My first night in Saratoga, the Hobo Pool lived up to its reputation as a communal public bath.
Two sunburned young men flaunting tattoos and burly arms -- roughnecks working natural gas rigs -- stood waist deep in the sulfurous waters. Skinny backpackers just down from the national forest washed off the trail dust before changing into street clothes. Tourists mingled with ranch hands. And the townies, not bothering with the changing rooms, showed up in bathrobes and slippers, seeking a quick soak before bed.
Long before the transcontinental railroad brought settlers into southern Wyoming, Native Americans bathed in these mineral hot springs. The settlers called the town Warm Springs originally, then in 1876 renamed it Saratoga after the New York resort, hoping to lure tourists and rheumatics.
The Hobo Pool -- so called because it once gave succor to transients and carefree cowboys -- remains free and open 24 hours a day.
Saratoga sits at the head of the North Platte River Valley, bordered on the west by the Sierra Madre and to the east by the towering Snowy Range, both part of the Medicine Bow National Forest. The valley is quintessential Wyoming, a landscape of buttes, mountains, river breaks and sagebrush plains. Working cattle ranches occupy the valley floor, and wildlife -- elk, pronghorn antelope, mule deer, moose and other critters -- meander through the foothills and along roadways.

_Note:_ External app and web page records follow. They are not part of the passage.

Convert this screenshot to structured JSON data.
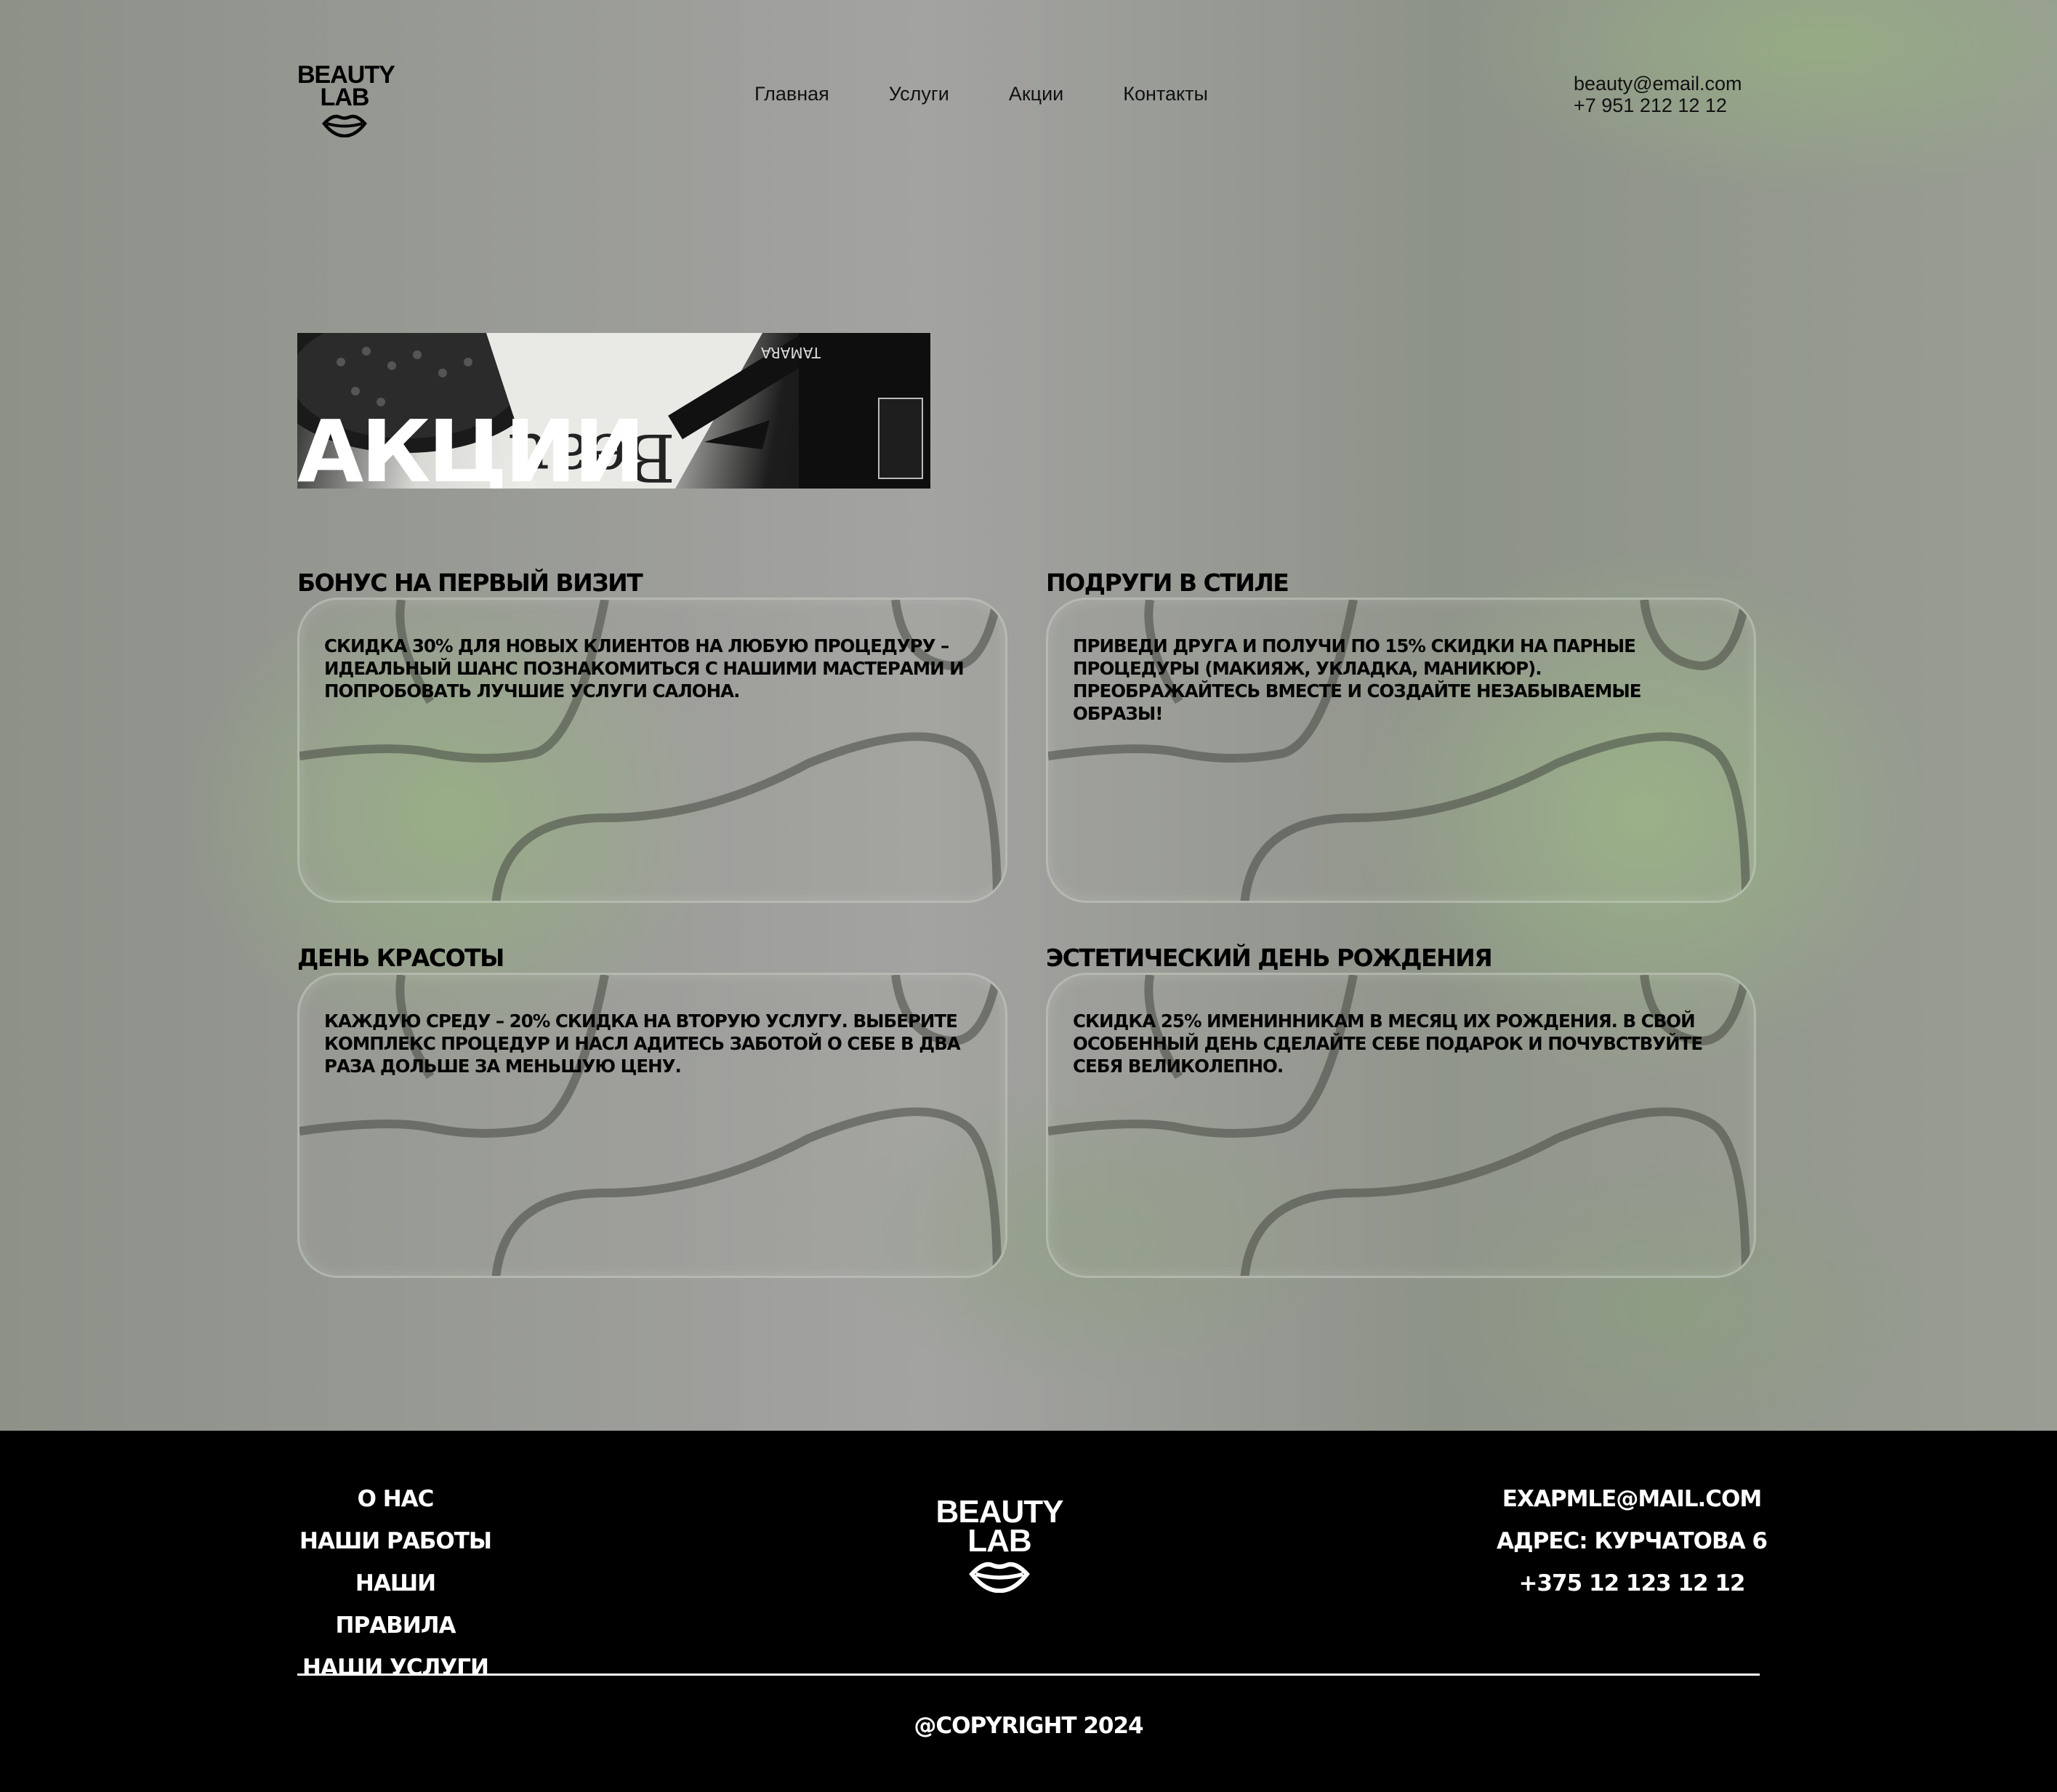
{
  "header": {
    "logo_line1": "BEAUTY",
    "logo_line2": "LAB",
    "nav": [
      "Главная",
      "Услуги",
      "Акции",
      "Контакты"
    ],
    "email": "beauty@email.com",
    "phone": "+7 951 212 12 12"
  },
  "hero": {
    "title": "АКЦИИ"
  },
  "promos": [
    {
      "title": "БОНУС НА ПЕРВЫЙ ВИЗИТ",
      "text": "Скидка 30% для новых клиентов на любую процедуру – идеальный шанс познакомиться с нашими мастерами и попробовать лучшие услуги салона."
    },
    {
      "title": "ПОДРУГИ В СТИЛЕ",
      "text": "Приведи друга и получи по 15% скидки на парные процедуры (макияж, укладка, маникюр). Преображайтесь вместе и создайте незабываемые образы!"
    },
    {
      "title": "ДЕНЬ КРАСОТЫ",
      "text": "Каждую среду – 20% скидка на вторую услугу. Выберите комплекс процедур и насл адитесь заботой о себе в два раза дольше за меньшую цену."
    },
    {
      "title": "ЭСТЕТИЧЕСКИЙ ДЕНЬ РОЖДЕНИЯ",
      "text": "Скидка 25% именинникам в месяц их рождения. В свой особенный день сделайте себе подарок и почувствуйте себя великолепно."
    }
  ],
  "footer": {
    "links": [
      "О НАС",
      "НАШИ РАБОТЫ",
      "НАШИ ПРАВИЛА",
      "НАШИ УСЛУГИ"
    ],
    "logo_line1": "BEAUTY",
    "logo_line2": "LAB",
    "email": "EXAPMLE@MAIL.COM",
    "address": "АДРЕС: КУРЧАТОВА 6",
    "phone": "+375 12 123 12 12",
    "copyright": "@COPYRIGHT 2024"
  },
  "colors": {
    "background_green": "#98b082",
    "background_gray": "#a3a3a1",
    "footer": "#000000",
    "text": "#000000"
  }
}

With its hot springs, nearby mountains and superb trout fishing in the North Platte, Saratoga is a natural tourist attraction. But unlike nearby Steamboat Springs, Colo., or Jackson Hole, in northwestern Wyoming, Saratoga is still small (population 1,700), unpretentious and more authentically Western because, tourism aside, ranching remains the valley’s economic mainstay.
But it’s not all agrarian, just-plain-folks. The Old Baldy Club -- a private golf and fishing resort -- hosts an exclusive membership. Film stars and other luminaries are sometimes sighted on the river or in gift shops downtown. When I visited Saratoga in late July last year, I first took a room at the Hotel Wolf, a historic redbrick structure done in Victorian furnishings.
I had planned to hire a guide and fish the Platte with a childhood friend who lives nearby, but his work schedule didn’t coincide with my vacation. Instead, I rented a canoe for a six-hour (10-mile) float and brought along Hannah, his 15-year-old daughter. She was an amiable companion but no fly fisher and was more interested in hearing incriminating stories about her father’s teen years.
I kept his confidences and instead gave her a natural history lesson on Western bird life. As we paddled out of town, the river cut through bluffs and sagebrush-covered hills. In this dry landscape, the Platte’s lush, riparian forest of cottonwoods was a magnet for wildlife.
We rounded bends and spooked mule deer wading across the shallows. Out on the plains, we saw pronghorn grazing the sagebrush. A bald eagle glided overhead. It was a relaxing and easy float.
I took day trips into the national forest and mountain biked at the South Brush Creek Visitors Center and Bottle Creek campgrounds. Both have trail systems constructed for cross-country skiing with gentle hills.
In the late afternoons, I shopped for Western art and jewelry in the galleries, sampled the restaurants and sat on the Wolf Hotel’s spacious front porch watching the traffic go by.
On my final day, I drove 25 miles east on Wyoming 130 to where it crosses the Snowy Range. At the summit of the road, the southern face of Medicine Bow Peak plunges 2,000 feet to an alpine tundra of lakes and white-granite boulders. In July, when a carpet of wildflowers covers the meadows, it is an especially sublime landscape.
The trail to Medicine Bow Peak is just 4 1/2 miles but begins at 10,400 feet, climbs steeply out of the tree line and crests at the mountain’s 12,013-foot summit. I planned a circular route of eight miles. Several times, I stopped, breathless, my head and heart thumping.
While I rested, I pulled binoculars from my pack and took in the view. To the east lay the Laramie Plains; to the south, Longs Peak (14,259 feet) stood way off in Colorado; and west and north past the Platte Valley sprawled the empty high plains of central Wyoming.
I walked on and passed through meadows covered with alpine phlox, bottlebrush and other wildflowers. Farther up, talus, or shattered rock, replaced the soil. In the final 200 yards, I leaped from boulder to boulder and nearly got knocked down by the wind whipping across the summit. I ate lunch wedged into a calm space between two boulders, looking down on the glacially carved lakes that sparkled silver.
That night in Saratoga, I celebrated with a “wolf steak” -- a sirloin at the Wolf Hotel -- and then checked into the Saratoga Inn to experience its hot springs, a large, naturally heated swimming pool and a series of pools that had graduating temperatures.
After a nap, I left my room around 1 a.m. and submerged up to my neck in one of the smaller pools. I took in the cool night air and stared up through the steam at thestars . Perhaps no real medicinal properties existed in those mineral-laden waters, but the experience was positively restorative.